  • (E) 8 13th St.
  • (D) 1310 Butler Av., a cottage that is a non-contributing building
  • (C) 12 14th St.
Cummings Cottage/Georgiana Inn, 1312 Butler Ave.
  • (B) 1312 Butler Av. Cummings Cottage/Georgiana Inn (1910) "(see B on National Register Map), was one of the earliest dwellings constructed on Tybee Island as a year-round residence. The cottage is larger and original features include an overall side-gable, long, rectangular form unlike the Strand and raised Tybee cottages, porch columns, and long two-over-two double-hung windows. The alterations include an enclosure of part of the wrap-around porch during the 1930s to accommodate bathrooms and the raised basement was partially enclosed with concrete walls during the 1950s (see photo 15)."[2]
  • (A) 13 14th St.

Among the above cottages, one is the Middleton-Crawford Cottage, which had AP Solomon Sr. as its builder. And another is the Roberts-Sack-Hickman Cottage, which had George Dutton as its builder.

The district includes three noncontributing resources: "a nonhistoric garage and two significantly altered Strand cottages (see D and M on National Register Map)."[2]

See alsoEdit

ReferencesEdit

  1. ^ a b National Park Service (2008-04-15). "National Register Information System". National Register of Historic Places. National Park Service.
  2. ^ a b c d e f g h i j k l Amy Pallante and Robert A. Ciucevich (February 1999). "National Register of Historic Places Registration: Tybee Island Strand Cottages Historic District / The Strand". National Park Service.
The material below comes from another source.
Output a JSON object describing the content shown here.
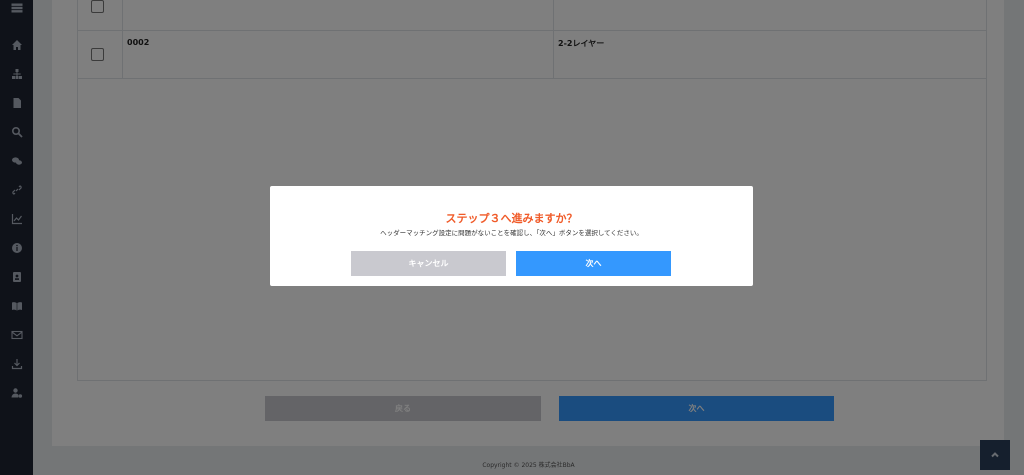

Retrieved August 24, 2016. (with National Register map on page 13) with 15 photos (see photo captions pages 20-21 in text document)

External linksEdit